News Release, U.S. Attorney’s Office – District of Maryland
Baltimore, Maryland – Maryland U.S. Attorney Robert K. Hur and Special Agent in Charge Kelly R. Jackson of the Internal Revenue Service – Criminal Investigation (IRS-CI) today warned taxpayers to be alert about possible scams relating to COVID-19, especially in connection with economic impact payments. The announcement is an effort to prevent taxpayers in need from being victimized by criminals using the recently approved payments as an opportunity to commit a crime.
U.S. Attorney Robert K. Hur stated, “My office and the entire law enforcement community are committed to bringing to justice fraudsters who are preying on citizens during this unprecedented public health crisis. We will also continue our outreach efforts to make the public aware of scams and frauds. I urge citizens to remain vigilant and to be skeptical of any telephone calls, e-mails, or websites that request personal information or banking information, while promising money or services that seem too good to be true.”

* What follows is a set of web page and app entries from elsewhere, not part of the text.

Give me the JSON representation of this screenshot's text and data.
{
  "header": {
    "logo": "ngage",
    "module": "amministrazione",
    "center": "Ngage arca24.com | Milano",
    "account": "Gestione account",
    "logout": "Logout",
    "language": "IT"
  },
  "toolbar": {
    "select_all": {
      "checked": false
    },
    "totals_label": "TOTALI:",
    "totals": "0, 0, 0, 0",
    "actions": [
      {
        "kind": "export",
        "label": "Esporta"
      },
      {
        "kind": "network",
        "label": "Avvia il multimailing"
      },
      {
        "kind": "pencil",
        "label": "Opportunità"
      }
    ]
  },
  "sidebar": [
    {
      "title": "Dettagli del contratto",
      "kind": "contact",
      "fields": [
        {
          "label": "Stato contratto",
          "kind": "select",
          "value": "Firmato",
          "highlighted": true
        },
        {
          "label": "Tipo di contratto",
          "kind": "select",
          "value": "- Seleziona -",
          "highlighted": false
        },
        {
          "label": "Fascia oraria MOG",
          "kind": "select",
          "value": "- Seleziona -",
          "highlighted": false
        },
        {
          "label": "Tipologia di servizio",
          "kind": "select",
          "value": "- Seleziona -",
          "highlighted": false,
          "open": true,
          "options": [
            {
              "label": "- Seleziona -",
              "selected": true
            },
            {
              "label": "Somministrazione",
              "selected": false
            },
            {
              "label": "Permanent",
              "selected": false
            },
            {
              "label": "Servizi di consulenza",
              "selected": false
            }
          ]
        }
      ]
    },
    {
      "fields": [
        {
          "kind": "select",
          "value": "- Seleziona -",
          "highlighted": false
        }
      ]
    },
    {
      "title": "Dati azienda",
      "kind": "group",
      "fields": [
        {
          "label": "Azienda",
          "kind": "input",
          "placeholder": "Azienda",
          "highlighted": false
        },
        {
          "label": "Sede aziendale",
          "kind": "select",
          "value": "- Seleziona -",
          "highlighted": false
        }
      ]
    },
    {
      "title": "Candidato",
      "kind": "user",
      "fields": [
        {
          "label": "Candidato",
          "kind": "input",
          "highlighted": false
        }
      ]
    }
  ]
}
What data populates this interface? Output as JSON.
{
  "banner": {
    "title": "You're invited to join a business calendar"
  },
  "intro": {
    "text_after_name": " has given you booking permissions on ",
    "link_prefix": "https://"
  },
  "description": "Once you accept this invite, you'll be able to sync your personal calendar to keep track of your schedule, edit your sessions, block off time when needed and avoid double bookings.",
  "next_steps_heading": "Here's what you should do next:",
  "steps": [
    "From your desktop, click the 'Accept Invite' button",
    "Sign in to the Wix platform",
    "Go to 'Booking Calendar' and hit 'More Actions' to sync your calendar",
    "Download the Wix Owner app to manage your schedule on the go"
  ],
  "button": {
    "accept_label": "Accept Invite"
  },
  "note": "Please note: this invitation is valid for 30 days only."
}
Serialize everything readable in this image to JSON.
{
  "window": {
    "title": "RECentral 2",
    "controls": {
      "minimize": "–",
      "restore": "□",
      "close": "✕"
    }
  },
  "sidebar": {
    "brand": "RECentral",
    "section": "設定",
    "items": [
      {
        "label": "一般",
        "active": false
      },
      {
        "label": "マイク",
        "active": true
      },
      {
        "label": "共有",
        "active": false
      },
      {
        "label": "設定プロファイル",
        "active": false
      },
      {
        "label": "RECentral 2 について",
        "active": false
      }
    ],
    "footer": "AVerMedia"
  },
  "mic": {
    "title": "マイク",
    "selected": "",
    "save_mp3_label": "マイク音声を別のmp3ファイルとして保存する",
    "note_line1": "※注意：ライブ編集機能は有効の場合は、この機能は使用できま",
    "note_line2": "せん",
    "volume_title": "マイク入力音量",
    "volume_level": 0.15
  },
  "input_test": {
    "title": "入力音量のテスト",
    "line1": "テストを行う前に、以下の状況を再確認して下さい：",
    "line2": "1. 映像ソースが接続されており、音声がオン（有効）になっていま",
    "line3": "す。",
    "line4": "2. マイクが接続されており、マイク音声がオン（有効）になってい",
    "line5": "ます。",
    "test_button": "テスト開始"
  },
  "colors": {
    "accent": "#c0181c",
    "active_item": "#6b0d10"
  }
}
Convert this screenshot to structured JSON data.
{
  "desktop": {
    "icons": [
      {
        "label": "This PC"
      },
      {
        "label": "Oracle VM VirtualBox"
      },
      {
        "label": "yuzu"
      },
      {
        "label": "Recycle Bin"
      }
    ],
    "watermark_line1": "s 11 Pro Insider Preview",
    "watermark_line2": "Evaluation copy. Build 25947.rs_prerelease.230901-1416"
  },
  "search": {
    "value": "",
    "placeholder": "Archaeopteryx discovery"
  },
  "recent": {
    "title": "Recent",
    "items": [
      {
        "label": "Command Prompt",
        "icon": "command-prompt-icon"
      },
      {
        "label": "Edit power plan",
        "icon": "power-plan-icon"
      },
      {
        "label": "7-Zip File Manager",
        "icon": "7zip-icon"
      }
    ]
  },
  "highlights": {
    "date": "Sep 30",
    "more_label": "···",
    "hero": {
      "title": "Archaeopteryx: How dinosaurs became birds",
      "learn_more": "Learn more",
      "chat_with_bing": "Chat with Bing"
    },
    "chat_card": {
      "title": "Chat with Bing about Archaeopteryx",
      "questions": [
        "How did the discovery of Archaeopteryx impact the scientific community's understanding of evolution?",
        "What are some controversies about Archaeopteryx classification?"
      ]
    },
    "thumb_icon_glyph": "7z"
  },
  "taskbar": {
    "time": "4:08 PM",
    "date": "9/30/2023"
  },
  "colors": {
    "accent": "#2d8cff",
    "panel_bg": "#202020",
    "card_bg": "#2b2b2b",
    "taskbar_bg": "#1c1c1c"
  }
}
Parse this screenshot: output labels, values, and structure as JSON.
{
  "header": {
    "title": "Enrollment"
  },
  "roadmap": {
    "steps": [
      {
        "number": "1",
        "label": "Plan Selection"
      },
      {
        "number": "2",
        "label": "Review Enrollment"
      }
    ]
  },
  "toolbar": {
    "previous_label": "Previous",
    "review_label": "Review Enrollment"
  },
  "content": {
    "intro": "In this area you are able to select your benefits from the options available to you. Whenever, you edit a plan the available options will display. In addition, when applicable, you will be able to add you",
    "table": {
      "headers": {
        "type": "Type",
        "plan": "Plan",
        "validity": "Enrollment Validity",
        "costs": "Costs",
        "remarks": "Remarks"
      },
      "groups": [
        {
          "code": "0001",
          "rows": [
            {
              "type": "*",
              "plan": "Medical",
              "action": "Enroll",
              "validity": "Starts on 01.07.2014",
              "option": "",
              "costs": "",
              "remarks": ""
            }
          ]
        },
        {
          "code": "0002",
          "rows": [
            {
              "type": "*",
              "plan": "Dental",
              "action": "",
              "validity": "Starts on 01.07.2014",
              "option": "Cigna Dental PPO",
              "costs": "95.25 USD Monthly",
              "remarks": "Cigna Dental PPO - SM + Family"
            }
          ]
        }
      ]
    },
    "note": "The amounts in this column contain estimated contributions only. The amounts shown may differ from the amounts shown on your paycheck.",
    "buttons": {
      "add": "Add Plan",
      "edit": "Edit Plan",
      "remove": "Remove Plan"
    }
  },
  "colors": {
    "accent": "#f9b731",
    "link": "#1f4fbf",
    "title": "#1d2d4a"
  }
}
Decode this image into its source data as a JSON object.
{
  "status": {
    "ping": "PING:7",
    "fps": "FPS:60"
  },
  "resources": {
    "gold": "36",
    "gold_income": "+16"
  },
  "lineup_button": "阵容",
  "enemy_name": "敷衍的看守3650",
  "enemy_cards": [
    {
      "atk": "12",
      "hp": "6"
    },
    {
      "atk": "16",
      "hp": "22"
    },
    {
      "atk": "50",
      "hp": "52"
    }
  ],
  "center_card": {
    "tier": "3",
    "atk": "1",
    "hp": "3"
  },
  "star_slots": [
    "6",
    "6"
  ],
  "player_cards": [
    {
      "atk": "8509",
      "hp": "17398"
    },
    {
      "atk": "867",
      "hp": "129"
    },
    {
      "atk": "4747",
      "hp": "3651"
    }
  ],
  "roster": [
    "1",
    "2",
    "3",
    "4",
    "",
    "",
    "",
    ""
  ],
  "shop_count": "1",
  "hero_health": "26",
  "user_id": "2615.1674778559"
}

“During this time of crisis, scammers and thieves prey on those most vulnerable in our community in an attempt to personally benefit by stealing their money and personal identifying information,” said IRS-CI Special Agent in Charge Kelly Jackson. “Please help us protect everyone in your community by telling family, friends and elderly neighbors to be on the lookout for these potential scams.”
In a matter of weeks, COVID-19 economic impact payments will be on their way. For most Americans, this will be a direct deposit into your bank account. For the unbanked individuals who have traditionally received tax refunds via paper check, they will receive their economic impact payment through the mail.
Scammers may try to get you to sign over your check to them or get you to “verify” your filing information in order to steal your money. Your personal information could then be used to file false tax returns in an identity theft scheme. Because of this, everyone receiving a COVID-19 economic impact payment is at risk.
U.S. Attorney Hur and Special Agent in Charge Jackson offer the following information and tips to spot a scam and understand how the COVID-19 related economic impact payments will be issued.
- The IRS will deposit your payment into the direct deposit account you previously provided on your tax return (or, in the alternative, send you a paper check).
- The IRS will NOT call and ask you to verify your payment details. Do NOT give your bank account number, debit account number, or PayPal account information to anyone—even if someone claims it’s necessary to get your check. It’s a scam.
- If you receive a call, do NOT engage with scammers, even if you want to tell them that you know it’s a scam. Just hang up.
- If you receive texts or e-mails claiming that you can get your money faster by sending personal identifying information or clicking on links, delete these texts and e-mails. Do NOT click on any links in those texts or e-mails.
- Reports are swirling about bogus checks. If you receive a “check” in the mail now, it’s a scam. It will take the Treasury Department a few more weeks to mail out the COVID-19 economic impact payments. If you receive a “check” for an odd amount (especially one with cents), or a check that requires you to verify the check online or by calling a number, it’s a scam.
In these uncertain and trying times, we need to remain vigilant. Please help law enforcement protect your community by telling family, friends, and elderly neighbors to be on the lookout for these potential scams. You work hard for your money, do NOT become a victim of these scams. If something sounds too good to be true, it is probably fraudulent.